→ **Activity**:
Copy every line from the data below in which the string "content" can be found.

→ **App and web page records**:
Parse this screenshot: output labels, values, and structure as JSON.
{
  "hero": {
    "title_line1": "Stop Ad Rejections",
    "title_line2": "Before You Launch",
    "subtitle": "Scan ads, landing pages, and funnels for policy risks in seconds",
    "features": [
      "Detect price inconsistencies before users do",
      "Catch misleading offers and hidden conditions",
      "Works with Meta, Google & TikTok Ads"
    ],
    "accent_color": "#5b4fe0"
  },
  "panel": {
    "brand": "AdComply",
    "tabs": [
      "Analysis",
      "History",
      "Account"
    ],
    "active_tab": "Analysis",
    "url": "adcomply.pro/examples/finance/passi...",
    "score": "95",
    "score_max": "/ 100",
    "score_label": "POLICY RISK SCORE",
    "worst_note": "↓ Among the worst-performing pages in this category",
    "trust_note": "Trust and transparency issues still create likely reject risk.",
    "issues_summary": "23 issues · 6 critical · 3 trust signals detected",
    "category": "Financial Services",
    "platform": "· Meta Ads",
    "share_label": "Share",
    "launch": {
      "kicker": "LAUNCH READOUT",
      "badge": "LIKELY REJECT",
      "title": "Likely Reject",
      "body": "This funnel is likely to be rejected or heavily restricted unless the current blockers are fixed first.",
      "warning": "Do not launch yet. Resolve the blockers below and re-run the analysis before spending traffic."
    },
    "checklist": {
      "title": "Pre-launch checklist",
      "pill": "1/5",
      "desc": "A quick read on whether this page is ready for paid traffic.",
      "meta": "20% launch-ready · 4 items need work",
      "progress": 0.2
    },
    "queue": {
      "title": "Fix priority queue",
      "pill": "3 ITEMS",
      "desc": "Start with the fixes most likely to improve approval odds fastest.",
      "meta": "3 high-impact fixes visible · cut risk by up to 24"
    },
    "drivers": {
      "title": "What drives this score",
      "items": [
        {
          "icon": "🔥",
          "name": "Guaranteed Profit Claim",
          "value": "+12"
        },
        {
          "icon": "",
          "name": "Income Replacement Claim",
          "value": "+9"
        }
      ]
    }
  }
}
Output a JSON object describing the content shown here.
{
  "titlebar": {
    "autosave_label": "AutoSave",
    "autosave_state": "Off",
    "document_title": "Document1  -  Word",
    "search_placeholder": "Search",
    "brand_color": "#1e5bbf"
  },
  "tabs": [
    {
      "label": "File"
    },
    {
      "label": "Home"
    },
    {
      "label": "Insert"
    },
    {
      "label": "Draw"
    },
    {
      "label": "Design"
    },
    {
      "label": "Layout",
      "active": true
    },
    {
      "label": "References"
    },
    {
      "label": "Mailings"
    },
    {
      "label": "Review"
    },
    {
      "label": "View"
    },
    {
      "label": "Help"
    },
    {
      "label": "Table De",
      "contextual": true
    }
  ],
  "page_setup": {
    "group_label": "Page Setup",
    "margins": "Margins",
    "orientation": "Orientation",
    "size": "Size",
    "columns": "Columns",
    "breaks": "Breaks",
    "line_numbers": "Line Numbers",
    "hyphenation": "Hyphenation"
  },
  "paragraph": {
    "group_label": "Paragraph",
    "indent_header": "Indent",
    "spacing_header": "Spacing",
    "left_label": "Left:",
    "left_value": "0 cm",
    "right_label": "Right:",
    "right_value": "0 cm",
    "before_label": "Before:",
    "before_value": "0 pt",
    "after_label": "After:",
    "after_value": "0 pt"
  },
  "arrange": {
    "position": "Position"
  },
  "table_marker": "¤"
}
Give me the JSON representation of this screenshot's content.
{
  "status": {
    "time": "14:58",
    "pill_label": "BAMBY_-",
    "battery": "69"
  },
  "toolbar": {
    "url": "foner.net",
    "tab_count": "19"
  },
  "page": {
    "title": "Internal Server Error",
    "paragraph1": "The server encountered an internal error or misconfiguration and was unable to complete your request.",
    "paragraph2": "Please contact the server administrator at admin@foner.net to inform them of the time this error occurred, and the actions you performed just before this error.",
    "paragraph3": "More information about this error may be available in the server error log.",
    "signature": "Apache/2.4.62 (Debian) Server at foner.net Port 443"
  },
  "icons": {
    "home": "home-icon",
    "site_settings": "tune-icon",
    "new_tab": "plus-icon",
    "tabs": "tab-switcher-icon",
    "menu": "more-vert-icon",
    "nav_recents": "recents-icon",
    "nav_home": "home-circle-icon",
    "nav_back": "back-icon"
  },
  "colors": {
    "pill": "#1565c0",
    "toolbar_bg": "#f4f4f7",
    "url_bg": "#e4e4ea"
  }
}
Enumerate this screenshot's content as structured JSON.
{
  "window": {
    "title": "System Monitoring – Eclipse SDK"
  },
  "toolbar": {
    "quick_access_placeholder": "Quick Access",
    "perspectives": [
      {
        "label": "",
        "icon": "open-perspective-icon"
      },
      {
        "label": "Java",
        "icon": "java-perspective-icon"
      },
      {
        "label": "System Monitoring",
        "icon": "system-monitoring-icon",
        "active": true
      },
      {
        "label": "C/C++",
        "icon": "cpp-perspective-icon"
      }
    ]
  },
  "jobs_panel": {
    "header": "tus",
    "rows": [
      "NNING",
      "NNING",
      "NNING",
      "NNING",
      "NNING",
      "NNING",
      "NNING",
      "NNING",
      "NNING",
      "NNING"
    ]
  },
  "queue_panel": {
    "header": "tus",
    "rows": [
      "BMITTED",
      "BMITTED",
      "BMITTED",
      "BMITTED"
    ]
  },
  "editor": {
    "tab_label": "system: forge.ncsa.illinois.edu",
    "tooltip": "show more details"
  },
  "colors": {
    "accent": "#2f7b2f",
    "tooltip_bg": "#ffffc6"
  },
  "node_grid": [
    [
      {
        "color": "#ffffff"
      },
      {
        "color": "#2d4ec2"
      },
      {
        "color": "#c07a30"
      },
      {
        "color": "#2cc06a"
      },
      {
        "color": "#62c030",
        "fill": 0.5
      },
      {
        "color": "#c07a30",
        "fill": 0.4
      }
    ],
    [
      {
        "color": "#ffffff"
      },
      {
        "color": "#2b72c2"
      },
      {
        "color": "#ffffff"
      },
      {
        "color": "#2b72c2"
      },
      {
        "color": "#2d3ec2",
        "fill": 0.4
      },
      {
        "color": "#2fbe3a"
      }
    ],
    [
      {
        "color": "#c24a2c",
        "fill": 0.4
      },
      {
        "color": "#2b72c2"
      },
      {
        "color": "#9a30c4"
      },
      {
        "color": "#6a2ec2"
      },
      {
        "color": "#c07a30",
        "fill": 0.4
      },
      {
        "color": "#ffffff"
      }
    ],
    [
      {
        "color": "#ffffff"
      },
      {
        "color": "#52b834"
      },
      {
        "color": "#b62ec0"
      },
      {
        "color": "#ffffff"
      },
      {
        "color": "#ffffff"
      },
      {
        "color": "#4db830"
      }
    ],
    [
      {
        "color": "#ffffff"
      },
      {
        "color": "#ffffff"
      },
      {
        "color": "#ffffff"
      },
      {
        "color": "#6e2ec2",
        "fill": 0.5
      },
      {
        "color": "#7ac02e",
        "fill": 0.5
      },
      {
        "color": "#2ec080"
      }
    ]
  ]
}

→ **Solution for this exercise**:
Output a JSON object describing the content shown here.
Give me the JSON representation of this screenshot's content.
Enumerate this screenshot's content as structured JSON.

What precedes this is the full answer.